-- PROVIDED ENTRIES follows --
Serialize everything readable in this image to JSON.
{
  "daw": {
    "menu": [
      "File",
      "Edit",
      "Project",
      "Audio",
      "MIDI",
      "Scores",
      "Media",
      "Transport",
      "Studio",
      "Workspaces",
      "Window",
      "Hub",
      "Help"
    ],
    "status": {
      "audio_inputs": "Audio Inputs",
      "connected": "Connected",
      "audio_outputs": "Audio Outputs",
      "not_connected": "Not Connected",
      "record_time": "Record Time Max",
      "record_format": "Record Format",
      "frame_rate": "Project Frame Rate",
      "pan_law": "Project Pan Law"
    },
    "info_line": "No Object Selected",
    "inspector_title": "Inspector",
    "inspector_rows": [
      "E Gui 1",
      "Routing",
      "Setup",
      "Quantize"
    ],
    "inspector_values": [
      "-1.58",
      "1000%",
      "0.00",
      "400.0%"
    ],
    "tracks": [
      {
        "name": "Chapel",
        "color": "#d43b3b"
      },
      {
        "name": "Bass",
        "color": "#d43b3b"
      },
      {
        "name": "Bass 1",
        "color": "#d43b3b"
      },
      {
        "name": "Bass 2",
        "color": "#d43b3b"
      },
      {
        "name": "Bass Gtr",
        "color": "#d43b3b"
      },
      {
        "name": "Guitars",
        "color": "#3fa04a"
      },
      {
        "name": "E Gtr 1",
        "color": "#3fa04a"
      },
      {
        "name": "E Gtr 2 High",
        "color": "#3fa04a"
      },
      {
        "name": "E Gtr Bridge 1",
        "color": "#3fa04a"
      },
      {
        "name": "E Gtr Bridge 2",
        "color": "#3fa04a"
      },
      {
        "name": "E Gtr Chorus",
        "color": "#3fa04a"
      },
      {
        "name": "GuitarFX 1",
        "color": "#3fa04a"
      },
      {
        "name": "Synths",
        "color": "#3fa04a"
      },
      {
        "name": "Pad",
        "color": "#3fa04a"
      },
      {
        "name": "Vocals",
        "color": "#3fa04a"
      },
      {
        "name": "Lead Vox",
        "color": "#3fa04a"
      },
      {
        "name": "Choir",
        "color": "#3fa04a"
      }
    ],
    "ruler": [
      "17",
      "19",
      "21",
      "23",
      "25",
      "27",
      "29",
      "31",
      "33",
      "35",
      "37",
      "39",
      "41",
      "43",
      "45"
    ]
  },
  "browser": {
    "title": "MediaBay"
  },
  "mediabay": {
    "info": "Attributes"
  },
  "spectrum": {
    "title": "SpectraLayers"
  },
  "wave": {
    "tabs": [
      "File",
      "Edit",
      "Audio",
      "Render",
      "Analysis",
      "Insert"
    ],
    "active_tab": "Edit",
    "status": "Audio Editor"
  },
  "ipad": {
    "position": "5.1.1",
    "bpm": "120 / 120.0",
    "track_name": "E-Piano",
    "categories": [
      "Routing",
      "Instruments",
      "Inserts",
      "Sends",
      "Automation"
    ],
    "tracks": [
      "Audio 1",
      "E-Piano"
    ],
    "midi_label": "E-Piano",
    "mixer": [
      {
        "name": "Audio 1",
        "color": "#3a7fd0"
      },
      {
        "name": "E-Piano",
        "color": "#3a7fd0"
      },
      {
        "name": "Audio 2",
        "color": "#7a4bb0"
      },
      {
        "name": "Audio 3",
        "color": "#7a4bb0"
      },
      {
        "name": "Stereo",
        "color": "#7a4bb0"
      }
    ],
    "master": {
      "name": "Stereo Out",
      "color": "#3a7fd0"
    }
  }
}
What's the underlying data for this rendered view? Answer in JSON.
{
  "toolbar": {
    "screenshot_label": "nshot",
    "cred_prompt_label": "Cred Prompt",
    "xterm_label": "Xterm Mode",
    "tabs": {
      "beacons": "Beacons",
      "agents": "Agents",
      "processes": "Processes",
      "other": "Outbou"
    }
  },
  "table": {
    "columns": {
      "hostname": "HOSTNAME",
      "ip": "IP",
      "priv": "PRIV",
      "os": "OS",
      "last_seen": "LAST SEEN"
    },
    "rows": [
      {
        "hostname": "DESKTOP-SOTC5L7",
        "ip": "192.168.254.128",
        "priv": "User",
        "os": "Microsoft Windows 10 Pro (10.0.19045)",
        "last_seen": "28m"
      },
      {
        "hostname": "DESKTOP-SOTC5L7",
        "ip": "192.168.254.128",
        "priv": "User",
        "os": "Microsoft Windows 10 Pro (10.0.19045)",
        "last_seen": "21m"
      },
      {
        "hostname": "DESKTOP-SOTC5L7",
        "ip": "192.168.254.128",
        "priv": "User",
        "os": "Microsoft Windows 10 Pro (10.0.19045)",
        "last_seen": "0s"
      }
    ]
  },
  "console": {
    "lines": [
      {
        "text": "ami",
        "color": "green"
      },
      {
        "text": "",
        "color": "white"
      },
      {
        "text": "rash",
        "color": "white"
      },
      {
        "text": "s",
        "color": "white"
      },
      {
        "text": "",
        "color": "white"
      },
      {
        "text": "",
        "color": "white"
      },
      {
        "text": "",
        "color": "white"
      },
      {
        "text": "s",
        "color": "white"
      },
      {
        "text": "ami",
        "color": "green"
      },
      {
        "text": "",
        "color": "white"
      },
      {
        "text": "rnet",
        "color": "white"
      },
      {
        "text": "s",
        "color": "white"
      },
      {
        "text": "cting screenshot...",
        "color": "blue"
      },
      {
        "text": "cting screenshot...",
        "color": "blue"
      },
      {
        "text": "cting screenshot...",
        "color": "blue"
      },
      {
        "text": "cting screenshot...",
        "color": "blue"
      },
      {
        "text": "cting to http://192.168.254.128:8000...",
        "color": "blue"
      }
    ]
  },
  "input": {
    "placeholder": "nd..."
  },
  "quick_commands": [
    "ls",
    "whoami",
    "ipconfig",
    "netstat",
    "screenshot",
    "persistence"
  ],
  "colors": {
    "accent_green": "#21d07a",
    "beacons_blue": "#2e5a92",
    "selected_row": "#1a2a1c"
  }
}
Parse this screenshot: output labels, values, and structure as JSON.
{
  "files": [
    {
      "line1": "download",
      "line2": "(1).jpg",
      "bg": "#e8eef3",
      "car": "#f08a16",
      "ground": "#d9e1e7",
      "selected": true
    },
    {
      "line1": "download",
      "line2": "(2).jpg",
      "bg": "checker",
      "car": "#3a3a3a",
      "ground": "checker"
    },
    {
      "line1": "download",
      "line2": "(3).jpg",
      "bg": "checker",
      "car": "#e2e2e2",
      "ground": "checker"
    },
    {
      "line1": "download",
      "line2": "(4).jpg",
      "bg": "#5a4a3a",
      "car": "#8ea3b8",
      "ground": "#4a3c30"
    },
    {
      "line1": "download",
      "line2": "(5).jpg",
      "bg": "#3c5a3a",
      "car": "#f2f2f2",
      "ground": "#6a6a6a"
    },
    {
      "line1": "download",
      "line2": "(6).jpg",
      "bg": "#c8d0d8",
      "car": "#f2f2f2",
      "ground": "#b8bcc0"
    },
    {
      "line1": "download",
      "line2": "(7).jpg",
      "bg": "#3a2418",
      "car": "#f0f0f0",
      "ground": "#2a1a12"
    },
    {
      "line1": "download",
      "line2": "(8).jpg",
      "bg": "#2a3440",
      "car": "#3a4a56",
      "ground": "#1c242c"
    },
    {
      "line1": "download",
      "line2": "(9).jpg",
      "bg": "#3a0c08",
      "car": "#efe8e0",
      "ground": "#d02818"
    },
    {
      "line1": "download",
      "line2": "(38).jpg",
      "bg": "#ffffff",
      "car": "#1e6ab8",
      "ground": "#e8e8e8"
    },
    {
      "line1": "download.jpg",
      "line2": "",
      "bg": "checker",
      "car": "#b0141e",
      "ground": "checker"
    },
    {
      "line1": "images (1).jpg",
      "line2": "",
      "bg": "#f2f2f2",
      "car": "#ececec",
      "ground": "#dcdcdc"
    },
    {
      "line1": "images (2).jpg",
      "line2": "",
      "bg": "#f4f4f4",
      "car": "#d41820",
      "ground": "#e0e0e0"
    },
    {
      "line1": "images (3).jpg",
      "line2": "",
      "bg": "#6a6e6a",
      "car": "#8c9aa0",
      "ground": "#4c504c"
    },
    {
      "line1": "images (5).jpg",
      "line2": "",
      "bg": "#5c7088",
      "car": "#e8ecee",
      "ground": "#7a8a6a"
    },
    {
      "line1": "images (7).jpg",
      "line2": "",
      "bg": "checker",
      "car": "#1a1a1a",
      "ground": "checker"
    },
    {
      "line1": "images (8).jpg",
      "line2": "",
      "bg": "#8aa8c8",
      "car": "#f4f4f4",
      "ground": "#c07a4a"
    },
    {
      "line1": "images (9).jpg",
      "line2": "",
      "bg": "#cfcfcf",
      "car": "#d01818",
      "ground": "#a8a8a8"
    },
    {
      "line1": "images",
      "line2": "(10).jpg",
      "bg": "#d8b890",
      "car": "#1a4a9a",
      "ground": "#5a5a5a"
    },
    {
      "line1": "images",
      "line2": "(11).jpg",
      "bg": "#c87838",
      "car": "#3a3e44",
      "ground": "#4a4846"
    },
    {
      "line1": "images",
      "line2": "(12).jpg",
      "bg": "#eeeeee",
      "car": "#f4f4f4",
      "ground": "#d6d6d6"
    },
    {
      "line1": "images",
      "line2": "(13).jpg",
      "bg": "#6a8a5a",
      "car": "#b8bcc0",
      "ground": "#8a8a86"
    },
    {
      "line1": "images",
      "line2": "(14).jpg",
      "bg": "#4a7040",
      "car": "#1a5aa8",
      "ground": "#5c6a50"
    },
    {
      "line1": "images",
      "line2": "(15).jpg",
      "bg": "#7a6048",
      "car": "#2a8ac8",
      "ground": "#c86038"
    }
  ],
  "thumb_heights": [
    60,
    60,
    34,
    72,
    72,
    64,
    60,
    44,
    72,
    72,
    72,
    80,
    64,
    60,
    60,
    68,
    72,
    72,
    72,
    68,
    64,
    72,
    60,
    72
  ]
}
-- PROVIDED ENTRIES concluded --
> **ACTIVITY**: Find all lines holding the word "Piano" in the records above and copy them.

> **TASK RESPONSE**:
    "track_name": "E-Piano",
      "E-Piano"
    "midi_label": "E-Piano",
        "name": "E-Piano",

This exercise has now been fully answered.